But, as Schmid pointed out, they didn’t.
And that was the story on this night. Where Fredy Montero fired over, or Pat Noonan hit the crossbar, Michael Owen, Wayne Rooney & Co. were clinical. They did everything one would expect strikers for one of the world’s great teams to do, and they did so repeatedly.
“I’m pleased with the counterattack in the second half by us,” Ferguson said, “and I’m pleased at our fitness. It was good, and the spread of goals was good. We got goals from different players, which is always encouraging, because last year we depended on three players for all our goals.”
The spread was telling, as five different Red Devils got on the score sheet. Rooney led the way with a second-half hat-trick, and was joined on the firing range by Mame Biram Diouf, Gabriel Obertan and Park Ji-Sung.
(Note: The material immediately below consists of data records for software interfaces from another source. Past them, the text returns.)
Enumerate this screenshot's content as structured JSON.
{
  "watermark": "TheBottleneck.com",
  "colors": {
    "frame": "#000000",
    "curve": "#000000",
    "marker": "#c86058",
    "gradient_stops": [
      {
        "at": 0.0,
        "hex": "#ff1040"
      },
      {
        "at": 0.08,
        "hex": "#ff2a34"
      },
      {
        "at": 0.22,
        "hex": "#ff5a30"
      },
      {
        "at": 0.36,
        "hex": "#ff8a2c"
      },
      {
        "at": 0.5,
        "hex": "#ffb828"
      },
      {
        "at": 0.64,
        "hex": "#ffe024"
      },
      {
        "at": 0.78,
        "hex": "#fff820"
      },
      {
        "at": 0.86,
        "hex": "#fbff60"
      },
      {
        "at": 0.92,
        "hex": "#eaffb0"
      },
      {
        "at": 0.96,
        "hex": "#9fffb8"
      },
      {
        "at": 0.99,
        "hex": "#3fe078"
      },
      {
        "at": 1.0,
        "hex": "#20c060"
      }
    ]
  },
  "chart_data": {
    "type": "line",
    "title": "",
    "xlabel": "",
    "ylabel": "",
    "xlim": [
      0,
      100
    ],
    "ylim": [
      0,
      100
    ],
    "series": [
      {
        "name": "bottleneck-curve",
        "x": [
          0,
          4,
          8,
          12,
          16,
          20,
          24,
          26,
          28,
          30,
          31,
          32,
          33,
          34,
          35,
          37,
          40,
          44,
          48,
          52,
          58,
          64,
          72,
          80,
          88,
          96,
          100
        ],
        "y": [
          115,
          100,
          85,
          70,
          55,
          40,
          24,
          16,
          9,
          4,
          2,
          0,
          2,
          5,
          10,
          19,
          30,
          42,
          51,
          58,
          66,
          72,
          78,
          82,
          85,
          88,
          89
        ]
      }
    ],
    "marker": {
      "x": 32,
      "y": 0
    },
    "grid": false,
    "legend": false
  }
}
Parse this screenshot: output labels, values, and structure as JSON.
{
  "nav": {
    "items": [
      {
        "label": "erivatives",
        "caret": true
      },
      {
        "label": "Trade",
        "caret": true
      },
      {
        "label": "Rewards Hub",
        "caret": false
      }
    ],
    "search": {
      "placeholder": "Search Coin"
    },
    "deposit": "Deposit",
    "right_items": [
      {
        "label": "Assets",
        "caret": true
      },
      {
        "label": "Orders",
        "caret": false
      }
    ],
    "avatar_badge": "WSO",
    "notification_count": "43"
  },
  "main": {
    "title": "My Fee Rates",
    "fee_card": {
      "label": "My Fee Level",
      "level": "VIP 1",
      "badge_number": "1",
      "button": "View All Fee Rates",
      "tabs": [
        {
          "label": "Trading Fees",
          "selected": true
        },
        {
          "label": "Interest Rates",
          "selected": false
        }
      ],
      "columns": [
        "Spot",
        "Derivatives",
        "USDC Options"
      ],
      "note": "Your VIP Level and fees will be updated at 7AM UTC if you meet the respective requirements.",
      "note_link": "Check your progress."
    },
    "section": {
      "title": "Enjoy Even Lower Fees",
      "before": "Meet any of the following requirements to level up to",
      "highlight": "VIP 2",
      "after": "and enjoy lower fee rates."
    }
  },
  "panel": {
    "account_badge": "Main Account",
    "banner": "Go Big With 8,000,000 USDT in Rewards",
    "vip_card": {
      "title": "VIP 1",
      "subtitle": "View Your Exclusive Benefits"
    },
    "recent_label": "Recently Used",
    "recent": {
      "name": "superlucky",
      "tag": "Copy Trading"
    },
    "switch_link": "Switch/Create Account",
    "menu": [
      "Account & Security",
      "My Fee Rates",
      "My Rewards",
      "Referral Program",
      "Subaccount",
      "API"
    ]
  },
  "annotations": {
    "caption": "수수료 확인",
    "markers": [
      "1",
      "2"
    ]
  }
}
In all, Manchester United scored six of their seven after the break, all coming on the counter. They took a tight, well-played 1-0 lead at the half — courtesy of Owen sneaking in at the back post to head home a cross from Patrice Evra — and turned it into a practice field. Each time Seattle's young midfield were forced into a turnover, Man. United countered. Each time they countered, they found the net.
Or near enough to seem that way. But it didn’t start out like that. The Sounders kept United at bay for most of the first half and were able to carve out space themselves when they countered, frequently testing Lindegaard.
Profligate finishing and the big Danish 'keeper kept Seattle off the board.
“It was played at a good pace, a real game,” Lindegaard said afterward. “They play good football because they attack from angles, not just straight down the field. And we like playing teams like that, because we feel like we come to play.”
The one blemish for Seattle came when left back Leo González, who started in place of the injured Tyson Wahl, lost Owen on a counter. Evra overlapped onto Ashley Young’s slip-pass, and placed his cross right on Owen’s head.
But that’s what you expect Manchester United to do. That’s who they are.
Lesson given. Lesson learned.